Before 2014, new elementary teachers had to pass state exams, known as the Praxis, before they could start work. Those pass rates hovered around 85 percent or higher, according to a presentation given to the Board of Education Wednesday afternoon. After that they had to take reading, math and general curriculum exams, all provided by the for-profit publishing company Pearson, and pass them by the end of their second year of teaching.
Math has proven to be a stumbling block, said Tom Tomberlin, director of school research, data and reporting for the N.C. Department of Public Instruction. The first year only 65 percent of teachers passed the new “foundations of math” exam, falling to 54.5 percent by 2016-17, the most recent year reported.
During the first three years of the Pearson exam, that represented 2,386 failures.
What the state doesn’t know is how many teachers failed one year but passed the next year. The reporting requirements have now been changed to make that possible to track.

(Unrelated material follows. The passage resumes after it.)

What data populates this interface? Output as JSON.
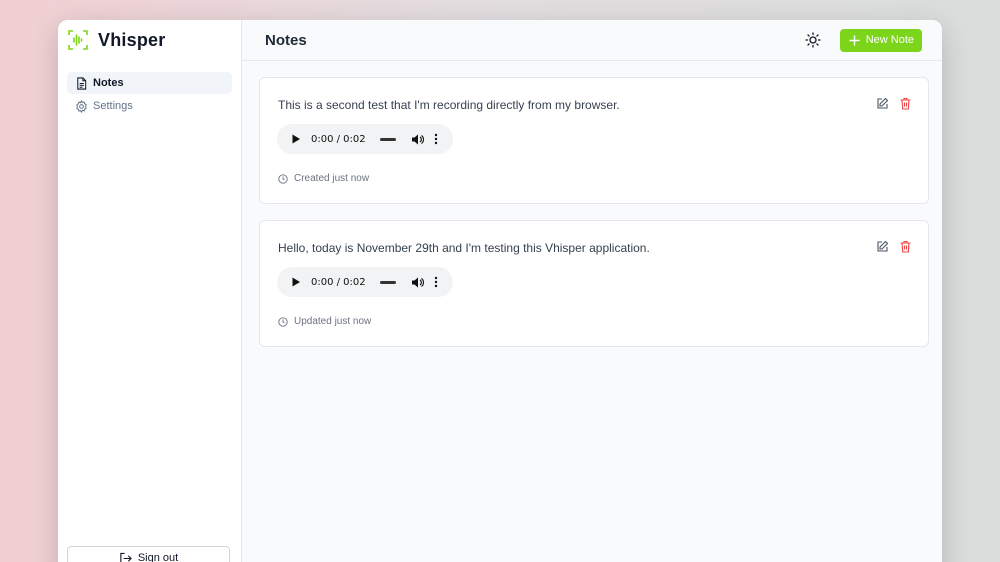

Tomberlin said he didn’t make the decision, but he believes the state chose the Pearson exams because Massachusetts was using them.
“We take (the licensure tests) from Pearson because they’re established and they’re a reputable company,” Tomberlin told the board. “We haven’t done the work of seeing whether they’re meeting our needs in North Carolina.”

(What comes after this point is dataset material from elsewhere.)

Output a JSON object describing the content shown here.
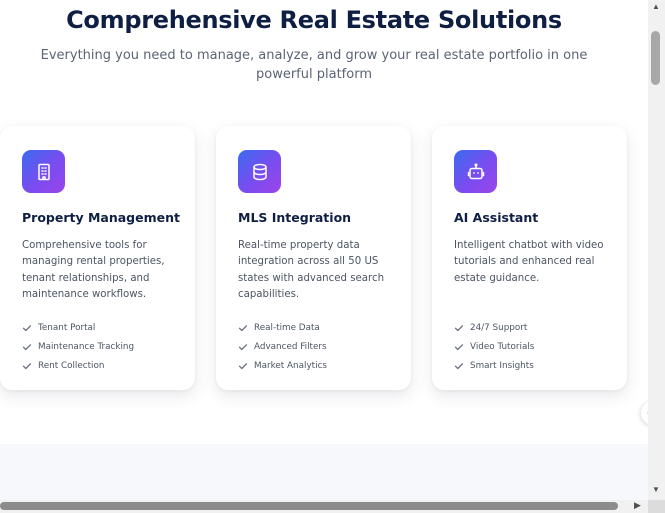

Rutherford County Schools Superintendent Janet Mason, who serves as a board adviser, said she understands the concerns. But she also noted that elementary teachers need to understand higher math well enough to teach the concepts that will build the foundation for success in higher grades.
Tomberlin agreed: “It’s too simplistic to say, ‘I’m a kindergarten teacher. I don’t need to know middle school math or high school math.’ ”
Pearson defended its exam in a statement to the Observer, saying the company has worked with the Department of Public Instruction to implement the exam.
“Test scores required for passing are determined by the State and are informed by recommendations from North Carolina educators resulting from standard setting activities,” Scott Overland, Pearson’s director of media relations, said in a statement. “Pearson does not place any artificial barriers in the way of candidate success and only considers test scores as criteria for passage.”
In July, the state board voted to give school districts the option of keeping teachers on for one more year, allowing them more time to pass the licensing exams. Board member Olivia Oxendine and state Teacher of the Year Lisa Godwin, who serves as an adviser to the board, both said they’re hearing about strong elementary teachers who can’t pass the math test.
Katie Steele, a special education teacher in Alexander County, said she graduated from Appalachian State with honors in 2015, has received “wonderful evaluations” and was named her county’s first-year teacher of the year. But she’s able to keep teaching next year only because of the extension.
“Many of us have taken each one 3-4 times each,” she wrote in an email. “There seems to be a magic number of about 4 times per test before Pearson ‘passes’ you.”
Steele said she attended a training session to help her pass the math exam: “I sat and cried in this training with TONS of other beginning teachers who can’t pass these tests.” She’s expecting her scores on her latest attempt at the end of this week. Between retesting and test-prep classes, “these test are costing new teachers hundreds and thousands of dollars,” she said.
DPI has not responded to the Observer’s request for the cost of the Pearson contract.
The state has named a committee of experts to review whether the Pearson test is aligned with the state’s K-8 curriculum and look at better alternatives. “A better test would be less about content knowledge and more about math knowledge to support strong teaching,” the presentation says.
The bigger question, according to the report, is whether success on licensure exams actually predicts effectiveness in the classroom. That’s going to be the focus of future study.